Thandi had joined up with the other rhino again by late yesterday so doesn't appear to have been outwardly affected by her procedure. The monitoring team report that Themba has moved away from his hollow and has been grazing well on the edge of the thicket line. He passed dung and has had water during the past 24 hours. These parameters were what we were worried about in the two days leading up to yesterdays procedures so are positive signs. The pain killers we gave him yesterday will be wearing off now and we don't want to give him more unless we absolutely have to. All the indications based on his condition under anaesthetic were that his system is very run down, his blood pressure was low and I am very worried about the capacity of his vital organs to handle the battering they are taking. The next 24 hours should give us an indication if he is able to sustain himself without anti-inflammatory/pain killers. If his eating and activity reduce we will have to go back onto them at the risk of damage, especially his kidneys.
We continue to source as much input from other vets regarding the best way forward for them. I have have consulted daily with different vets who have had experience of rhino wounds which is highly valued from a professional point of view. The other noticeable aspect of the process so far is how much it is affecting people from all over the world with skills and experience not usually utilised by vets in the field. This has been a very humbling experience as it brings home the importance of these beautiful animals and the way they have crept into peoples hearts.
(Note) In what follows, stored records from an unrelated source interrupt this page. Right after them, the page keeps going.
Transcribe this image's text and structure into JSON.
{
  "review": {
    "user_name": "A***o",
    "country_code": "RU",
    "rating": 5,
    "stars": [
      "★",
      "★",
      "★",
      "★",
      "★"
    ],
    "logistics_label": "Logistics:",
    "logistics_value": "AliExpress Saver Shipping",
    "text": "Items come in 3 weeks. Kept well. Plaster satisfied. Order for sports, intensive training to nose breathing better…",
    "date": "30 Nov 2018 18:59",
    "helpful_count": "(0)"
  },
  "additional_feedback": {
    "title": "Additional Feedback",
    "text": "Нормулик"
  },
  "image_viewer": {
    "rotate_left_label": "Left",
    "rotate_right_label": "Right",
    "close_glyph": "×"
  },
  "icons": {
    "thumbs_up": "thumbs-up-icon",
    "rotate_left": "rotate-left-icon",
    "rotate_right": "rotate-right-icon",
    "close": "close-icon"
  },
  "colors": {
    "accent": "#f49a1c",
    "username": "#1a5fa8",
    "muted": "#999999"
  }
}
As Thandi appears to have turned the corner, we are starting to build on a treatment plan to try and re-construct her face as much as possible. At this stage it seems impossible to establish a full skin cover over her facial wounds but I can promise we will do everything we can to give her the best possible chance of doing so. As mentioned before much of this is new territory in the treatment of rhino and we will consider every avenue we can think of. We have already had Dr Glynn Catton arrange for an artificial skin product to be sent down to us in the hope that it can make a difference during the healing process. This coming week a human re-constructive surgeon, Dr Alistair Lamont has offered to fly up from Cape Town to consider their condition and start applying his mind to what could possibly be done during the months ahead. Given the extensive experience that surgeons have in re-habilitating human injuries, I expect to be able to learn much from shared knowledge for Themba and Thandi and for the benefit of future victims of these poaching atrocities.
The contrast between what man is capable of in terms of both pain and wellfare is staggering. It is a sobering reminder of the power we possess in the choices we make. We have been given custodianship over all species on this planet. Our legacy lies entrenched in whether we choose to turn a blind eye to this level of suffering or whether we choose to do something about it. You, like me, have a choices to make.